Chevron Corporation says its Canadian subsidiary has no assets to pay Indigenous Ecuadorians a US$9.5 billion environmental settlement. What will the Supreme Court of Canada say?
On a cold December morning, the Rideau Canal slated gray with frost and nearly frozen, the Supreme Court of Canada heard arguments affecting 30,000 indigenous Ecuadorians and a multinational oil company headquartered in California. At issue was an Ontario court's jurisdiction to enforce what might be the world's largest environmental lawsuit—the judgment debt is US$9.5 billion—the underlying damages having occurred some 5,000 kilometres due south, where the temperature that same morning was a sultry 25 degrees Celsius...
...Alan Lenczner, LLB 1967, and Brendan Morrison, JD 2011, of the law firm Lenczner Slaght, Canadian counsel for the Ecuadorian plaintiffs. Lenczner and Morrison took the enforcement action—still at the stage of pre-trial motions—from Superior Court, to the Court of Appeal and finally the Supreme Court of Canada.

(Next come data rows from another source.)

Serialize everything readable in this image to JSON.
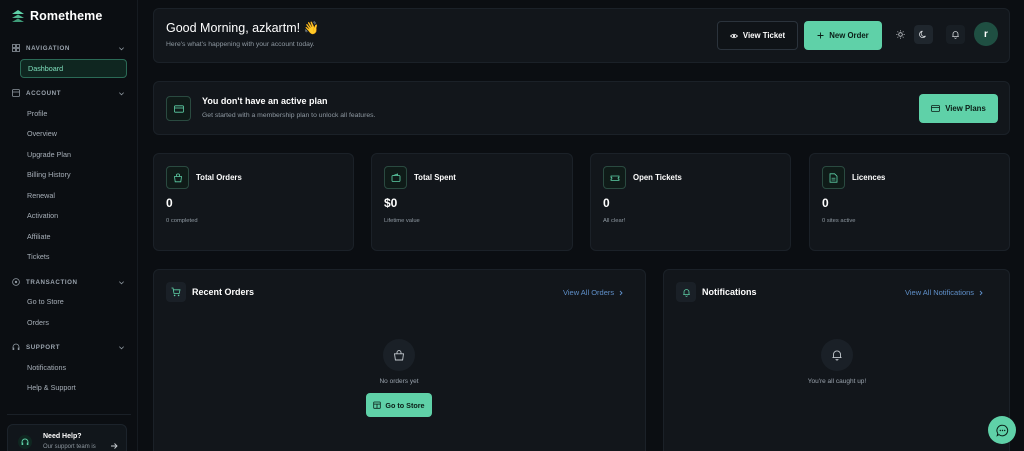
{
  "app": {
    "name": "Rometheme"
  },
  "sidebar": {
    "sections": [
      {
        "label": "Navigation",
        "icon": "grid-icon"
      },
      {
        "label": "Account",
        "icon": "account-icon"
      },
      {
        "label": "Transaction",
        "icon": "transaction-icon"
      },
      {
        "label": "Support",
        "icon": "support-icon"
      }
    ],
    "items": {
      "dashboard": "Dashboard",
      "profile": "Profile",
      "overview": "Overview",
      "upgrade_plan": "Upgrade Plan",
      "billing_history": "Billing History",
      "renewal": "Renewal",
      "activation": "Activation",
      "affiliate": "Affiliate",
      "tickets": "Tickets",
      "go_to_store": "Go to Store",
      "orders": "Orders",
      "notifications": "Notifications",
      "help_support": "Help & Support"
    },
    "help": {
      "title": "Need Help?",
      "subtitle": "Our support team is"
    }
  },
  "header": {
    "greeting": "Good Morning, azkartm! 👋",
    "subtitle": "Here's what's happening with your account today.",
    "view_ticket": "View Ticket",
    "new_order": "New Order",
    "avatar_initial": "r"
  },
  "plan": {
    "title": "You don't have an active plan",
    "subtitle": "Get started with a membership plan to unlock all features.",
    "button": "View Plans"
  },
  "stats": [
    {
      "label": "Total Orders",
      "value": "0",
      "sub": "0 completed",
      "icon": "bag-icon"
    },
    {
      "label": "Total Spent",
      "value": "$0",
      "sub": "Lifetime value",
      "icon": "wallet-icon"
    },
    {
      "label": "Open Tickets",
      "value": "0",
      "sub": "All clear!",
      "icon": "ticket-icon"
    },
    {
      "label": "Licences",
      "value": "0",
      "sub": "0 sites active",
      "icon": "document-icon"
    }
  ],
  "orders_panel": {
    "title": "Recent Orders",
    "link": "View All Orders",
    "empty": "No orders yet",
    "button": "Go to Store"
  },
  "notifications_panel": {
    "title": "Notifications",
    "link": "View All Notifications",
    "empty": "You're all caught up!"
  },
  "colors": {
    "accent": "#5fd1a8",
    "background": "#0b0e12",
    "card": "#12161b",
    "link": "#5f8fc8"
  }
}
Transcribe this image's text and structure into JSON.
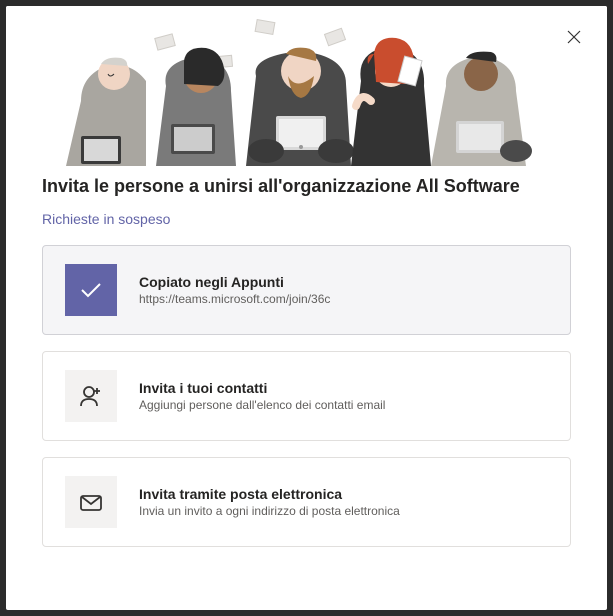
{
  "dialog": {
    "title": "Invita le persone a unirsi all'organizzazione All Software",
    "pending_link": "Richieste in sospeso"
  },
  "options": {
    "copied": {
      "title": "Copiato negli Appunti",
      "subtitle": "https://teams.microsoft.com/join/36c"
    },
    "contacts": {
      "title": "Invita i tuoi contatti",
      "subtitle": "Aggiungi persone dall'elenco dei contatti email"
    },
    "email": {
      "title": "Invita tramite posta elettronica",
      "subtitle": "Invia un invito a ogni indirizzo di posta elettronica"
    }
  }
}
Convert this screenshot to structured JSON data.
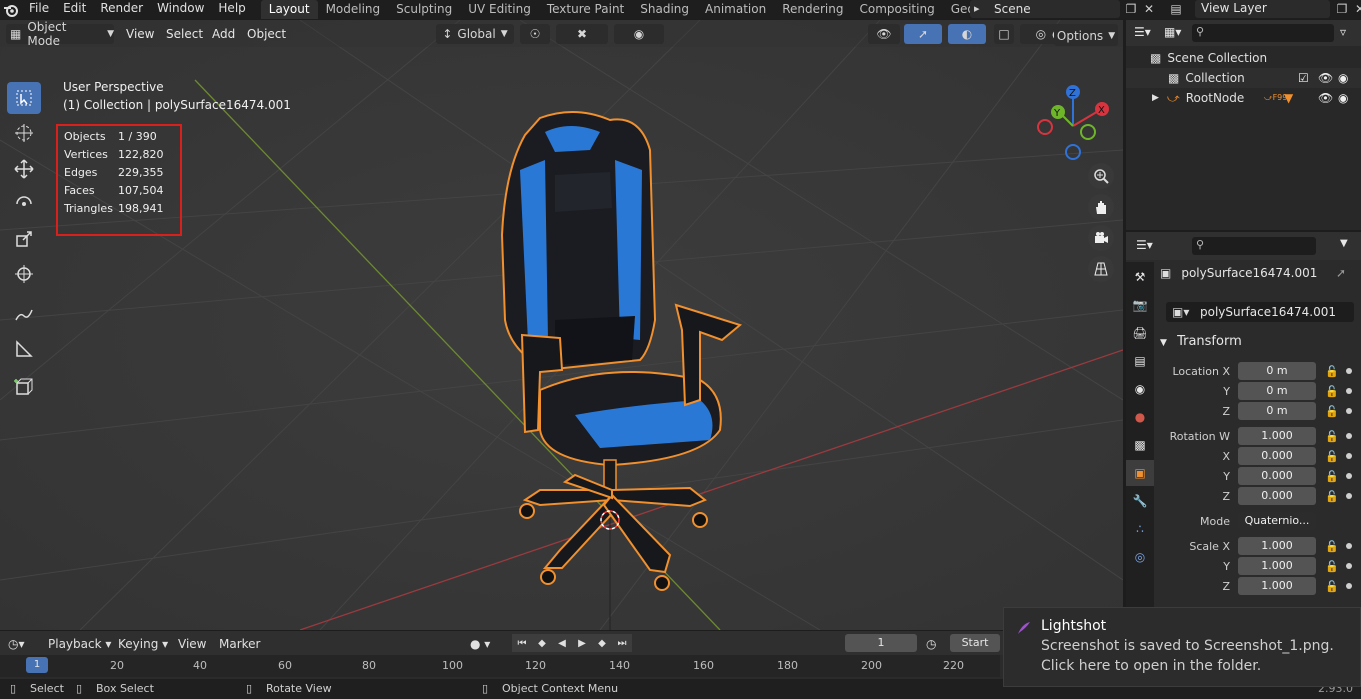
{
  "menu": {
    "items": [
      "File",
      "Edit",
      "Render",
      "Window",
      "Help"
    ]
  },
  "workspaces": [
    "Layout",
    "Modeling",
    "Sculpting",
    "UV Editing",
    "Texture Paint",
    "Shading",
    "Animation",
    "Rendering",
    "Compositing",
    "Geometry Nod"
  ],
  "scene": {
    "name": "Scene"
  },
  "view_layer": {
    "name": "View Layer"
  },
  "viewport": {
    "mode": "Object Mode",
    "menus": [
      "View",
      "Select",
      "Add",
      "Object"
    ],
    "transform_orientation": "Global",
    "options_label": "Options",
    "perspective": "User Perspective",
    "active": "(1) Collection | polySurface16474.001",
    "stats": [
      {
        "label": "Objects",
        "value": "1 / 390"
      },
      {
        "label": "Vertices",
        "value": "122,820"
      },
      {
        "label": "Edges",
        "value": "229,355"
      },
      {
        "label": "Faces",
        "value": "107,504"
      },
      {
        "label": "Triangles",
        "value": "198,941"
      }
    ],
    "gizmo": {
      "x": "X",
      "y": "Y",
      "z": "Z"
    }
  },
  "outliner": {
    "scene_collection": "Scene Collection",
    "collection": "Collection",
    "root_node": "RootNode",
    "badge": "F99"
  },
  "properties": {
    "object_name": "polySurface16474.001",
    "data_name": "polySurface16474.001",
    "panel": "Transform",
    "rows": [
      {
        "label": "Location X",
        "value": "0 m"
      },
      {
        "label": "Y",
        "value": "0 m"
      },
      {
        "label": "Z",
        "value": "0 m"
      },
      {
        "label": "Rotation W",
        "value": "1.000"
      },
      {
        "label": "X",
        "value": "0.000"
      },
      {
        "label": "Y",
        "value": "0.000"
      },
      {
        "label": "Z",
        "value": "0.000"
      },
      {
        "label": "Mode",
        "value": "Quaternio..."
      },
      {
        "label": "Scale X",
        "value": "1.000"
      },
      {
        "label": "Y",
        "value": "1.000"
      },
      {
        "label": "Z",
        "value": "1.000"
      }
    ]
  },
  "timeline": {
    "menus": [
      "Playback",
      "Keying",
      "View",
      "Marker"
    ],
    "current_frame": "1",
    "start_label": "Start",
    "ruler": [
      "20",
      "40",
      "60",
      "80",
      "100",
      "120",
      "140",
      "160",
      "180",
      "200",
      "220"
    ],
    "frame_marker": "1"
  },
  "statusbar": {
    "select": "Select",
    "box_select": "Box Select",
    "rotate_view": "Rotate View",
    "context_menu": "Object Context Menu",
    "version": "2.93.0"
  },
  "notification": {
    "title": "Lightshot",
    "line1": "Screenshot is saved to Screenshot_1.png.",
    "line2": "Click here to open in the folder."
  },
  "colors": {
    "accent": "#4772b3",
    "selection_outline": "#f0902e",
    "stats_box": "#d8211d",
    "chair_blue": "#2a78d6"
  }
}
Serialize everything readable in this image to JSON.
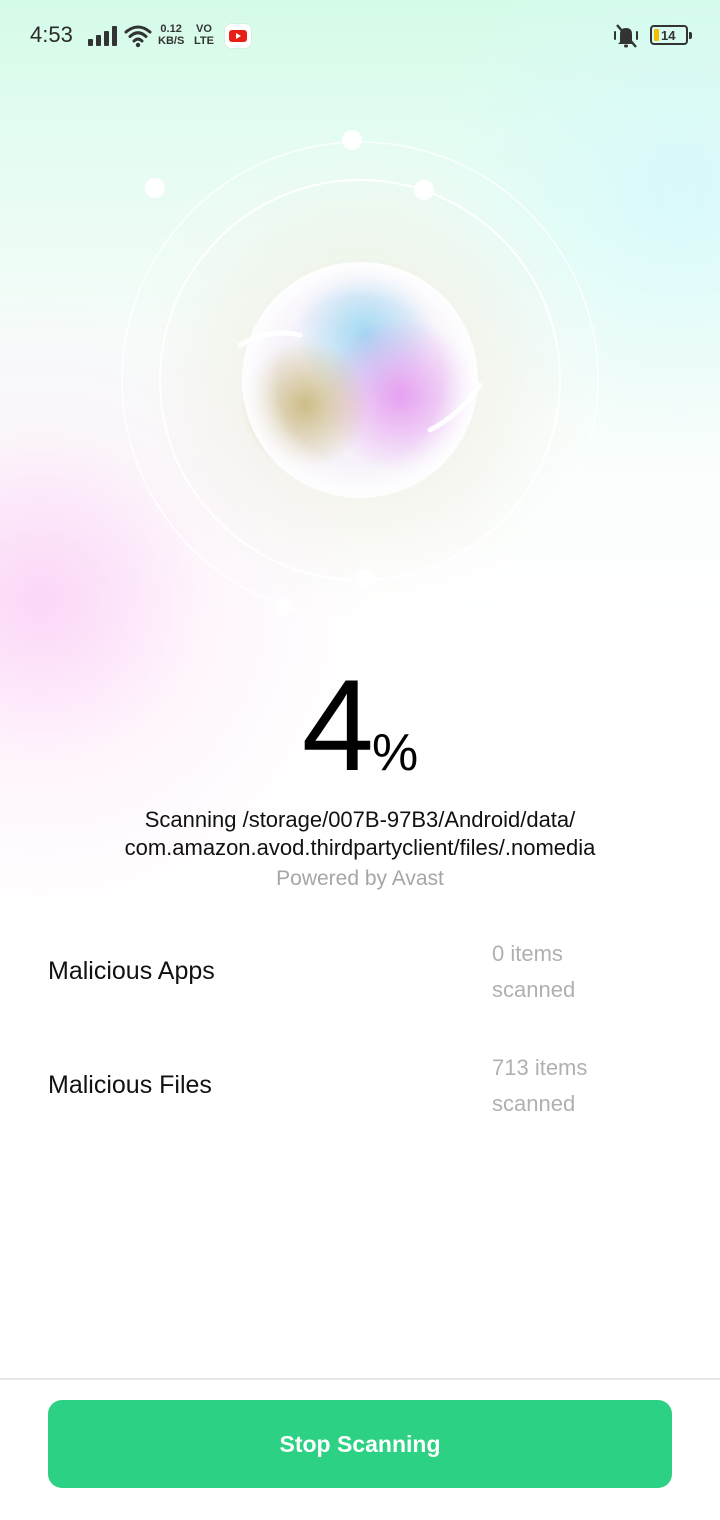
{
  "status_bar": {
    "time": "4:53",
    "net_speed_value": "0.12",
    "net_speed_unit": "KB/S",
    "volte_top": "VO",
    "volte_bottom": "LTE",
    "battery_level": "14",
    "icons": [
      "signal-icon",
      "wifi-icon",
      "youtube-icon",
      "mute-icon",
      "battery-icon"
    ]
  },
  "scan": {
    "progress_value": "4",
    "progress_unit": "%",
    "path_line1": "Scanning /storage/007B-97B3/Android/data/",
    "path_line2": "com.amazon.avod.thirdpartyclient/files/.nomedia",
    "powered_by": "Powered by Avast"
  },
  "results": [
    {
      "label": "Malicious Apps",
      "count_line1": "0 items",
      "count_line2": "scanned"
    },
    {
      "label": "Malicious Files",
      "count_line1": "713 items",
      "count_line2": "scanned"
    }
  ],
  "actions": {
    "stop_label": "Stop Scanning"
  },
  "colors": {
    "accent": "#2cd184",
    "muted_text": "#a6a6a6"
  }
}
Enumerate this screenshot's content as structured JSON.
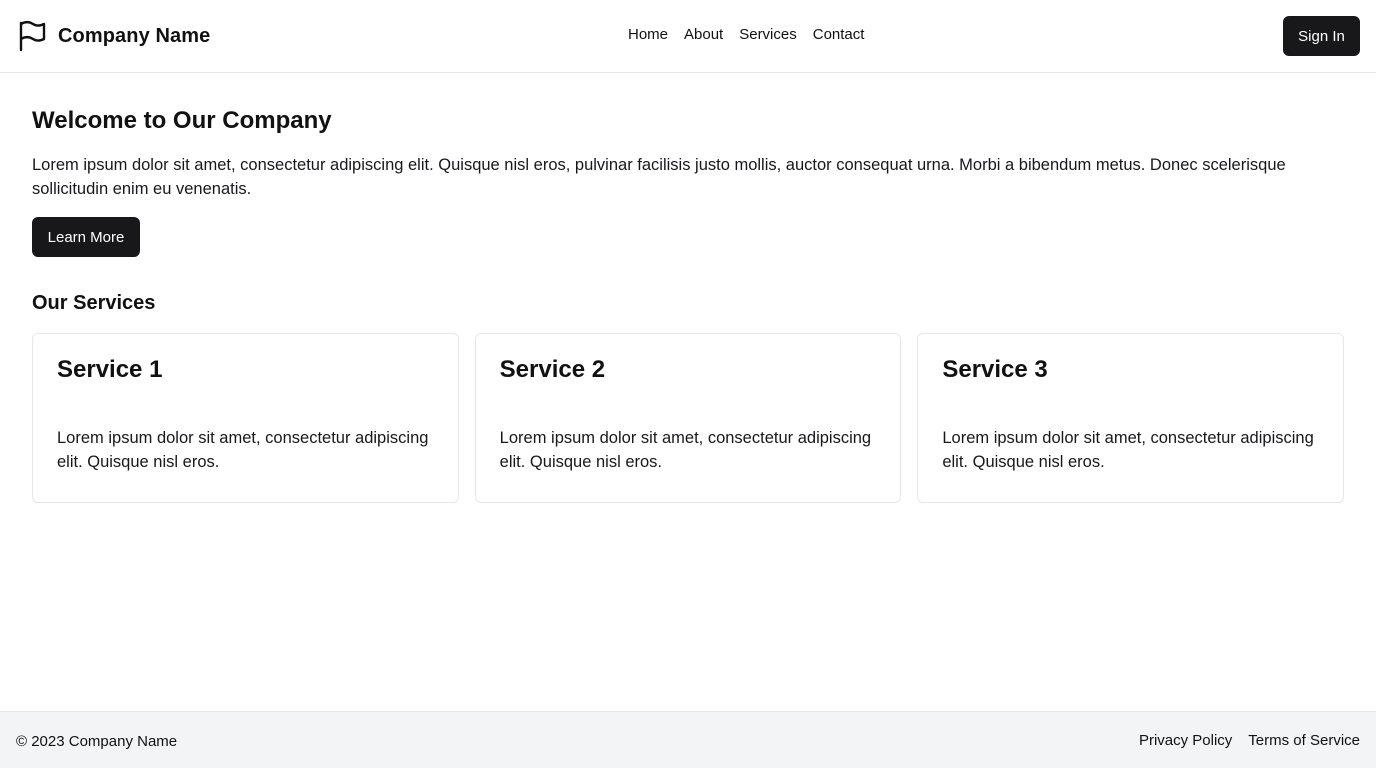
{
  "header": {
    "brand_name": "Company Name",
    "brand_icon": "flag-icon",
    "nav": [
      "Home",
      "About",
      "Services",
      "Contact"
    ],
    "sign_in_label": "Sign In"
  },
  "hero": {
    "title": "Welcome to Our Company",
    "text": "Lorem ipsum dolor sit amet, consectetur adipiscing elit. Quisque nisl eros, pulvinar facilisis justo mollis, auctor consequat urna. Morbi a bibendum metus. Donec scelerisque sollicitudin enim eu venenatis.",
    "button_label": "Learn More"
  },
  "services": {
    "title": "Our Services",
    "cards": [
      {
        "title": "Service 1",
        "text": "Lorem ipsum dolor sit amet, consectetur adipiscing elit. Quisque nisl eros."
      },
      {
        "title": "Service 2",
        "text": "Lorem ipsum dolor sit amet, consectetur adipiscing elit. Quisque nisl eros."
      },
      {
        "title": "Service 3",
        "text": "Lorem ipsum dolor sit amet, consectetur adipiscing elit. Quisque nisl eros."
      }
    ]
  },
  "footer": {
    "copyright": "© 2023 Company Name",
    "links": [
      "Privacy Policy",
      "Terms of Service"
    ]
  },
  "colors": {
    "dark_button": "#18181b",
    "border": "#e5e7eb",
    "footer_bg": "#f3f4f6"
  }
}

Lenczner, one of Ontario's premier litigation counsel, was originally approached by the Ecuadorian plaintiffs (technically a trustee for the remediation judgment and its Ecuadorian counsel) to determine whether there was any hope of enforcing the Ecuadorian judgment in Canada. There are well-established defences to enforcement of a foreign judgment in Canada, the viability of which would mean "there was no point in trying to enforce in Canada," says Lenczner. "So I went down there, and I reviewed the trial record, and to me, I think it was a really robust trial. Assuming a valid judgment, our opinion was that it would be possible to enforce in Canada."